PROBLEM:
Copy out each line of the entries below in which the string "number" appears.

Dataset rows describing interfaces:
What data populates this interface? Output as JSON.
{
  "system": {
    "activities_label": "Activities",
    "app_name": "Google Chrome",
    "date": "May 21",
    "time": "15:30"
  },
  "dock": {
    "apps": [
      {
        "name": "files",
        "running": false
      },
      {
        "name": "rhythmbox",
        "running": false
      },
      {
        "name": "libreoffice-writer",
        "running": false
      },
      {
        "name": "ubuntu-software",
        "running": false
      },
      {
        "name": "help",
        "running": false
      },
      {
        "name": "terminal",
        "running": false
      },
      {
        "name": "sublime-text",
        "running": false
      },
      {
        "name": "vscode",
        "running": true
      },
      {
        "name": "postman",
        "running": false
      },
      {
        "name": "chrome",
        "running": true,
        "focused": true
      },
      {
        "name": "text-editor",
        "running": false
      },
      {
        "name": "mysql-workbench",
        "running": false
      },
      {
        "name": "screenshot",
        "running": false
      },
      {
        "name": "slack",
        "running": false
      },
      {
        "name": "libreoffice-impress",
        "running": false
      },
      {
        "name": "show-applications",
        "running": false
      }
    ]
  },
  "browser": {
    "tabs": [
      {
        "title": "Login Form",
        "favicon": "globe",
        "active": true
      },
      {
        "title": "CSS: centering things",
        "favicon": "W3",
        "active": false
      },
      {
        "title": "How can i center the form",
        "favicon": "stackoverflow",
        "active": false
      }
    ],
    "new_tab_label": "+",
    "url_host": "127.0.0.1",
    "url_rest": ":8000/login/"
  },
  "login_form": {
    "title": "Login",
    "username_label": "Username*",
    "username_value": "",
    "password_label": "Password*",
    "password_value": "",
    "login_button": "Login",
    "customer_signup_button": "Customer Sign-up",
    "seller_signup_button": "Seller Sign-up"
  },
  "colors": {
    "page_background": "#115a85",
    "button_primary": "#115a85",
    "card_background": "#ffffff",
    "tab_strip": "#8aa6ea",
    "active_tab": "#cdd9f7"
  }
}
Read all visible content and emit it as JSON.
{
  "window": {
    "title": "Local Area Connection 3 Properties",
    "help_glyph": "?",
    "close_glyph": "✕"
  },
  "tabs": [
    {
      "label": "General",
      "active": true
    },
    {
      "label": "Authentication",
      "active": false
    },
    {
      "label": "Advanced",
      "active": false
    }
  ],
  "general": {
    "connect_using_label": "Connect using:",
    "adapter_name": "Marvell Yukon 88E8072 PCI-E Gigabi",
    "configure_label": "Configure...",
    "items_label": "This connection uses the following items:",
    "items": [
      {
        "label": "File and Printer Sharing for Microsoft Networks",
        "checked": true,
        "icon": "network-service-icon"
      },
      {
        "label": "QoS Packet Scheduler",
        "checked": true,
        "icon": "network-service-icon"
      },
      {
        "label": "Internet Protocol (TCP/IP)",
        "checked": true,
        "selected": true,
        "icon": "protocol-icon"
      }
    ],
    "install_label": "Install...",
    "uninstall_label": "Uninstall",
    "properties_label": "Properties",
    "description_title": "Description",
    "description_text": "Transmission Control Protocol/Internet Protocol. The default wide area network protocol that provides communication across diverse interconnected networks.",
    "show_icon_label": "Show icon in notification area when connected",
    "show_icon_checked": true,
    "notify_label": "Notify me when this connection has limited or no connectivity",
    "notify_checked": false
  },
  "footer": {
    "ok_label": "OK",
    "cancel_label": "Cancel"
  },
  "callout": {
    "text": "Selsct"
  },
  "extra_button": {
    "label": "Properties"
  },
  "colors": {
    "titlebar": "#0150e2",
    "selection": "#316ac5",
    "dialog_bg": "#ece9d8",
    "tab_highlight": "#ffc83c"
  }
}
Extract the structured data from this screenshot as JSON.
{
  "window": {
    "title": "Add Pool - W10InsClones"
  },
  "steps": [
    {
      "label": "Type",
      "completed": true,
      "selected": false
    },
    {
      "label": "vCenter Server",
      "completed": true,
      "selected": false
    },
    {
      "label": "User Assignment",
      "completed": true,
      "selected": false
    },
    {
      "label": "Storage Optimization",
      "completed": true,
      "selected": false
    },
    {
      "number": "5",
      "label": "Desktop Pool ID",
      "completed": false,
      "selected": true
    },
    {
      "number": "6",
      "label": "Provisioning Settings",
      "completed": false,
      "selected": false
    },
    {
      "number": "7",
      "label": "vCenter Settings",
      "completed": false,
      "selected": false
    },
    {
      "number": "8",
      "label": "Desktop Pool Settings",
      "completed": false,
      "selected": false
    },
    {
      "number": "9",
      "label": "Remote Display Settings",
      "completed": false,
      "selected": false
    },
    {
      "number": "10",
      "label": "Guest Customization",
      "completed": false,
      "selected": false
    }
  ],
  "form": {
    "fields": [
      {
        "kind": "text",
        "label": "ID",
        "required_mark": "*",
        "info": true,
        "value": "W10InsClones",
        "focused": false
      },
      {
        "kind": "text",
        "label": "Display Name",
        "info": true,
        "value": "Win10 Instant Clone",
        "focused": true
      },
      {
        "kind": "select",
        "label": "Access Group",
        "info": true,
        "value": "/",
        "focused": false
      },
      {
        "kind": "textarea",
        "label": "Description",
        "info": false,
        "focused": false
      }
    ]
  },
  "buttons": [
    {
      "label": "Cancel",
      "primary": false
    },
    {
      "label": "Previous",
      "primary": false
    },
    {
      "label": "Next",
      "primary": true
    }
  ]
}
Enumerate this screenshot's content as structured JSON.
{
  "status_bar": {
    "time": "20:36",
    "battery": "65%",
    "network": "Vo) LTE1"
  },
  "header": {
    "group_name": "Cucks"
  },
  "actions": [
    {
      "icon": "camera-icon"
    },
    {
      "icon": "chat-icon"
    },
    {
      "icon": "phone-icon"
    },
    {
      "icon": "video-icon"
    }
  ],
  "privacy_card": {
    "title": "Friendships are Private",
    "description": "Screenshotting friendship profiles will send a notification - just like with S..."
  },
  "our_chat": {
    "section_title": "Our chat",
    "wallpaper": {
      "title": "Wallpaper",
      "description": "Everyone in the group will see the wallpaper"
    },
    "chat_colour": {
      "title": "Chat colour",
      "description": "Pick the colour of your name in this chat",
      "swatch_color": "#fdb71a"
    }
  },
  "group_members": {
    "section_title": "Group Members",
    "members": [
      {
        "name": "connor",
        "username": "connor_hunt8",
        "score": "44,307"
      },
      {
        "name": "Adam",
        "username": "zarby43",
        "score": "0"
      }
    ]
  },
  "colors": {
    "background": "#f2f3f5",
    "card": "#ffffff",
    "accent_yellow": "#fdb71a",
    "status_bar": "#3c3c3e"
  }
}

RESPONSE BOX:
      "number": "5",
      "number": "6",
      "number": "7",
      "number": "8",
      "number": "9",
      "number": "10",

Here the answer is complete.